• The petitition also referenced the ordinance banning the feeding of wild horses in the county, stating that on March 22, it was voted down on a 3-2 vote with Bruch voting in favor of the ban. “On April 12, 2023, the same ordinance was placed back on the county agenda without prior public notice,” it states. “The ordinance was not attached/published as required for the public prior to being voted on again. She again voted in favor of the ordinance to codify animal crutly, which violates (state code).

“This is a representation of the violations perpetrated but not inclusive of all violations by Commissioner Bruch, leading to the recall petition,” Veltri’s petition concludes.

Bruch’s current term is set to expire in December 2026.

New Mexico law  allows for “qualified electors” to petition for the recall of elected officials, requiring the petitioner to cite the grounds for the recall “based upon acts or failures to act ocurring during the current term of the officer.” They must also collect signatures numbering at least 25% of the votes collected during the election the official was selected. Those signatures then go to the secretary of state for verification, at which point, if verified, the recall petition will be certified to the governor and placed on a ballot for a special election to be held within 90 days.

“The first step is getting the court to authorize the effort. If the court finds adequate cause for the recall effort, then they can begin to circulate petitions,” a representative from the New Mexico Secretary of State’s Office said. “The district court is required to hold a hearing within 14 days from when the petitioner files.”

The hearing, Veltri said, should be held on or before Dec. 12, as that is when the 14-day window provided by state law closes.
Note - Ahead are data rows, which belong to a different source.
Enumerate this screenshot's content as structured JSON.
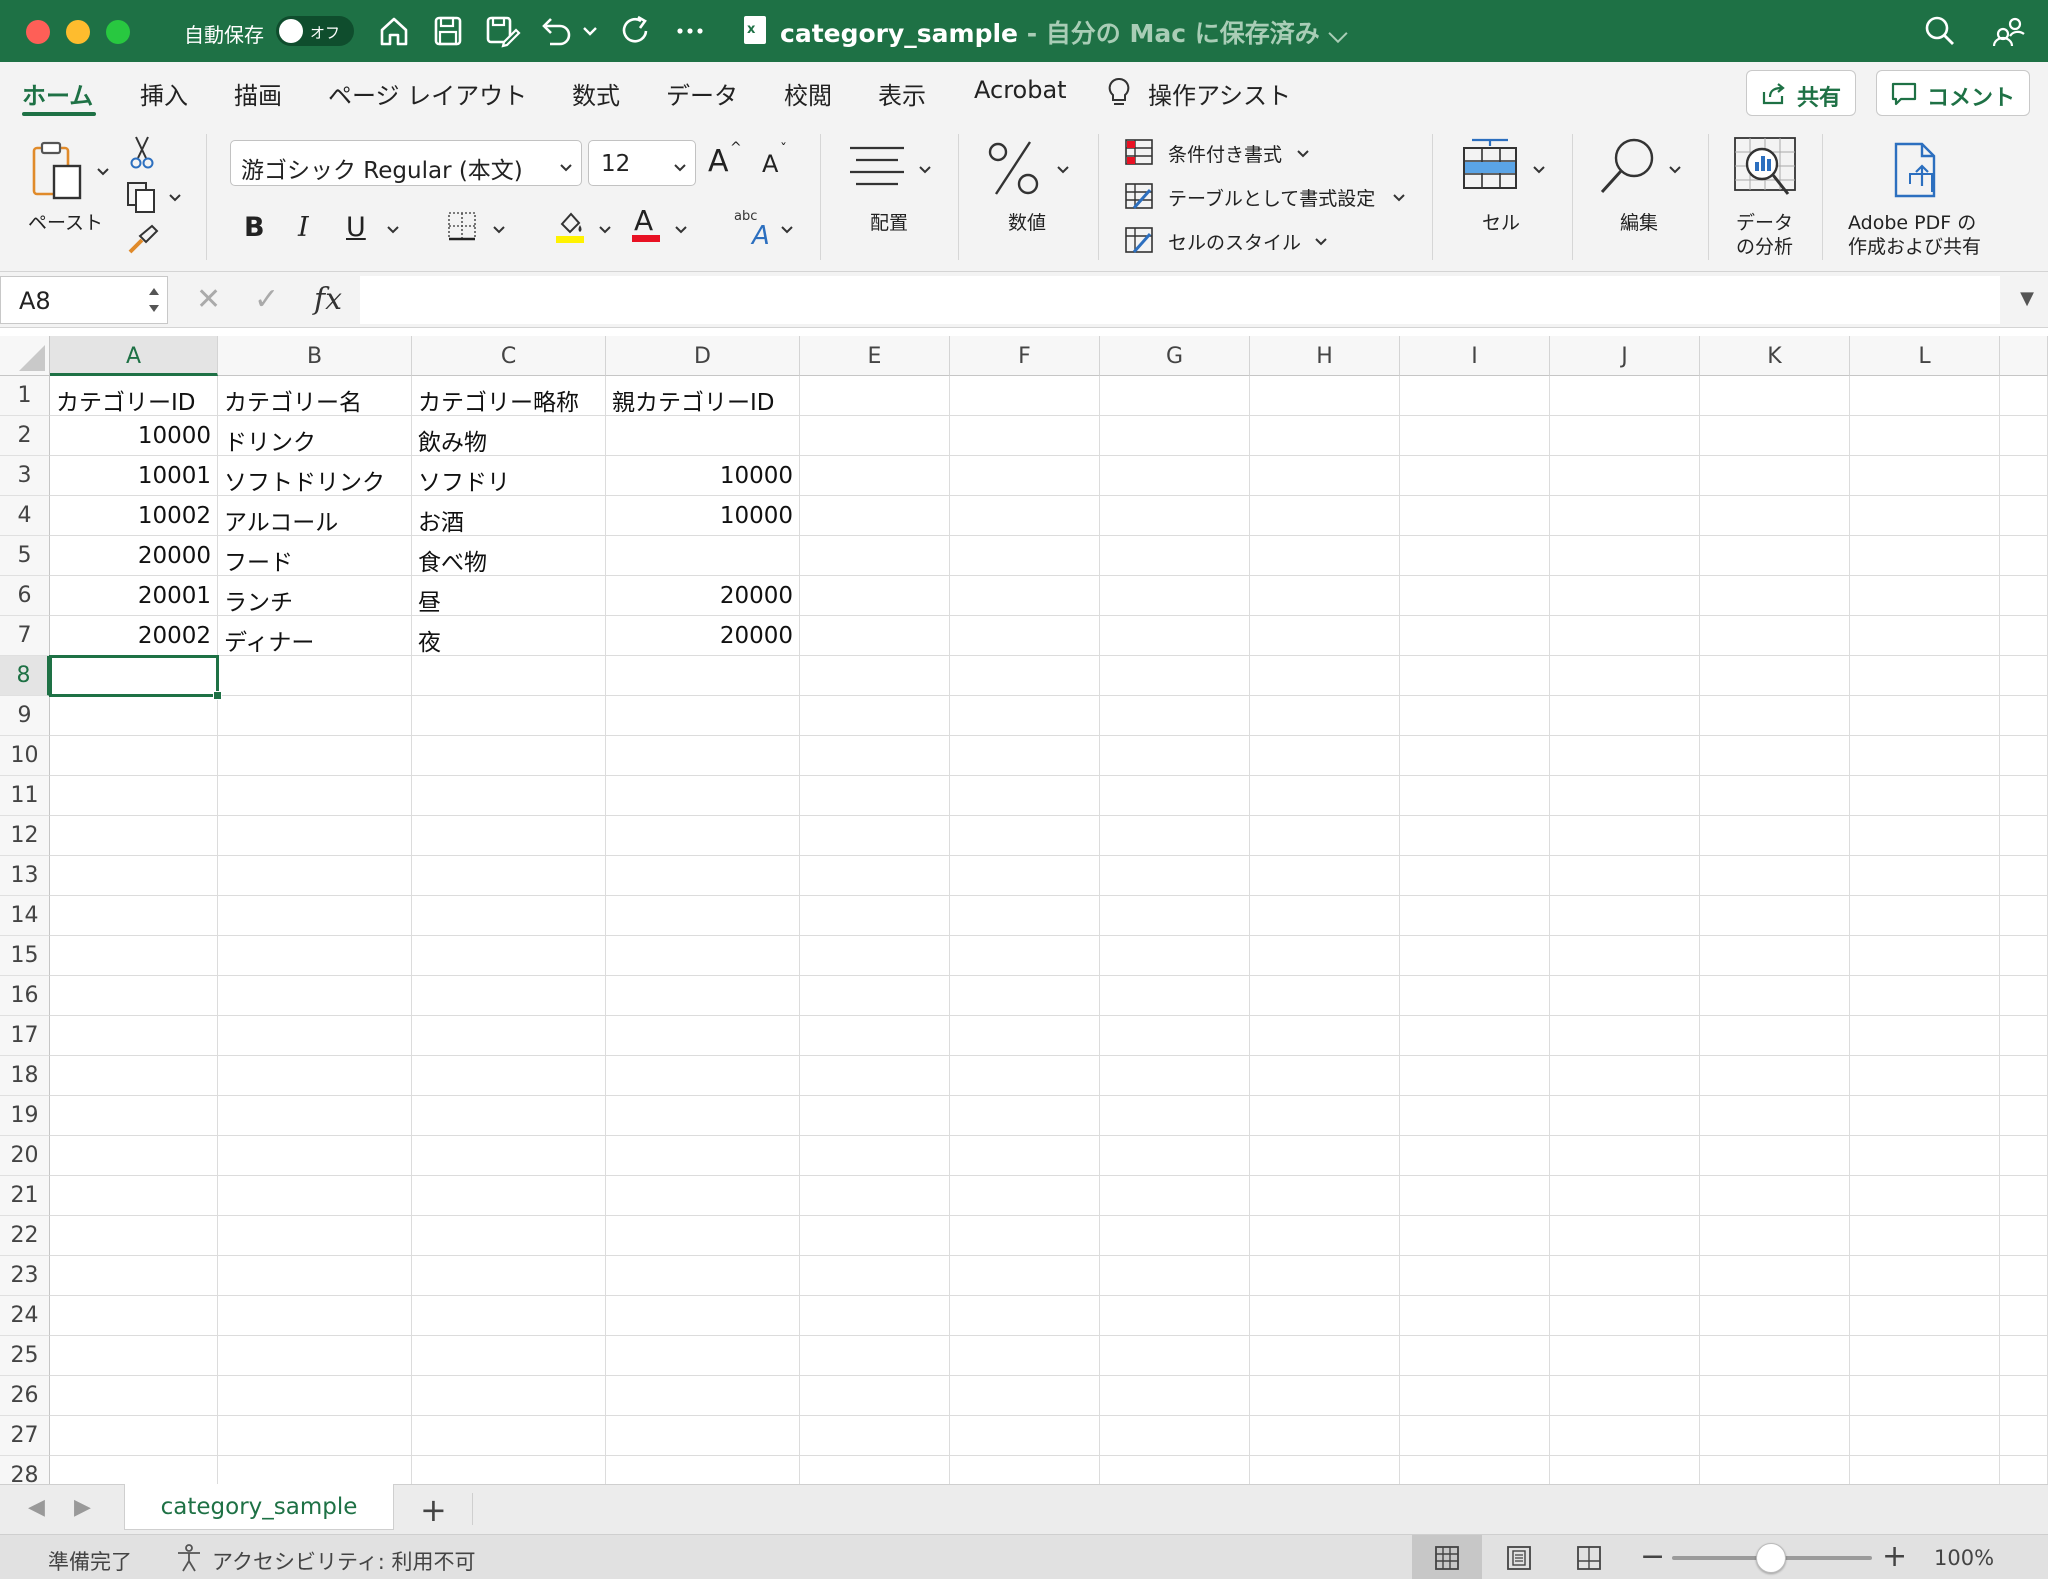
{
  "titlebar": {
    "autosave_label": "自動保存",
    "toggle_label": "オフ",
    "file_name": "category_sample",
    "save_status": " - 自分の Mac に保存済み ⌵"
  },
  "tabs": {
    "items": [
      "ホーム",
      "挿入",
      "描画",
      "ページ レイアウト",
      "数式",
      "データ",
      "校閲",
      "表示",
      "Acrobat",
      "操作アシスト"
    ],
    "active": "ホーム",
    "share": "共有",
    "comment": "コメント"
  },
  "ribbon": {
    "paste": "ペースト",
    "font_name": "游ゴシック Regular (本文)",
    "font_size": "12",
    "bold": "B",
    "italic": "I",
    "underline": "U",
    "grow": "A",
    "shrink": "A",
    "font_color": "A",
    "alignment": "配置",
    "number": "数値",
    "conditional_format": "条件付き書式",
    "format_as_table": "テーブルとして書式設定",
    "cell_styles": "セルのスタイル",
    "cells": "セル",
    "editing": "編集",
    "analyze_line1": "データ",
    "analyze_line2": "の分析",
    "adobe_line1": "Adobe PDF の",
    "adobe_line2": "作成および共有"
  },
  "formula_bar": {
    "name_box": "A8",
    "formula": ""
  },
  "sheet": {
    "columns": [
      "A",
      "B",
      "C",
      "D",
      "E",
      "F",
      "G",
      "H",
      "I",
      "J",
      "K",
      "L"
    ],
    "selected_column": "A",
    "selected_row": "8",
    "rows": [
      "1",
      "2",
      "3",
      "4",
      "5",
      "6",
      "7",
      "8",
      "9",
      "10",
      "11",
      "12",
      "13",
      "14",
      "15",
      "16",
      "17",
      "18",
      "19",
      "20",
      "21",
      "22",
      "23",
      "24",
      "25",
      "26",
      "27",
      "28"
    ],
    "data": [
      [
        "カテゴリーID",
        "カテゴリー名",
        "カテゴリー略称",
        "親カテゴリーID"
      ],
      [
        "10000",
        "ドリンク",
        "飲み物",
        ""
      ],
      [
        "10001",
        "ソフトドリンク",
        "ソフドリ",
        "10000"
      ],
      [
        "10002",
        "アルコール",
        "お酒",
        "10000"
      ],
      [
        "20000",
        "フード",
        "食べ物",
        ""
      ],
      [
        "20001",
        "ランチ",
        "昼",
        "20000"
      ],
      [
        "20002",
        "ディナー",
        "夜",
        "20000"
      ]
    ]
  },
  "sheet_tabs": {
    "active": "category_sample",
    "add": "+"
  },
  "statusbar": {
    "ready": "準備完了",
    "accessibility": "アクセシビリティ: 利用不可",
    "zoom": "100%",
    "zoom_level": 1.0
  }
}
Veltri said if the case does move forward, he would have 90 days to collect 5,008 signatures from District 1. “This is going to be a monumental task to do in 90 days over the holidays, during the winter, while people are traveling,” he said.

Bruch, however, does not think Veltri’s petition will stand, calling it a “political stunt.”

“When first elected to office, I vowed to always vote my conscience. I was elected and re-elected by overwhelming majorities of the voters in District 1,” she said. “This is nothing more than a partisan political stunt. I am confident that the court will dismiss this action for lack of cause.”

Veltri, who says he is an idependent, denied the claim of a partisan stunt. “This is nothing political … I don’t report to any party,” he said. “I don’t care if this would have been a Republican commissioner in my district or a Democratic commission in my district. It just happens that Katherine is in my district, and that’s the only commissioner I can address.

“This is an action I have taken on primarily as myself, a civilian, who has sat in the chamber twice a month for 22 months, and I’ve witnessed the violations that I’m citing,” he added.

The hearing has been assigned to Judge Christopher Perez, though no date is indicated in court records.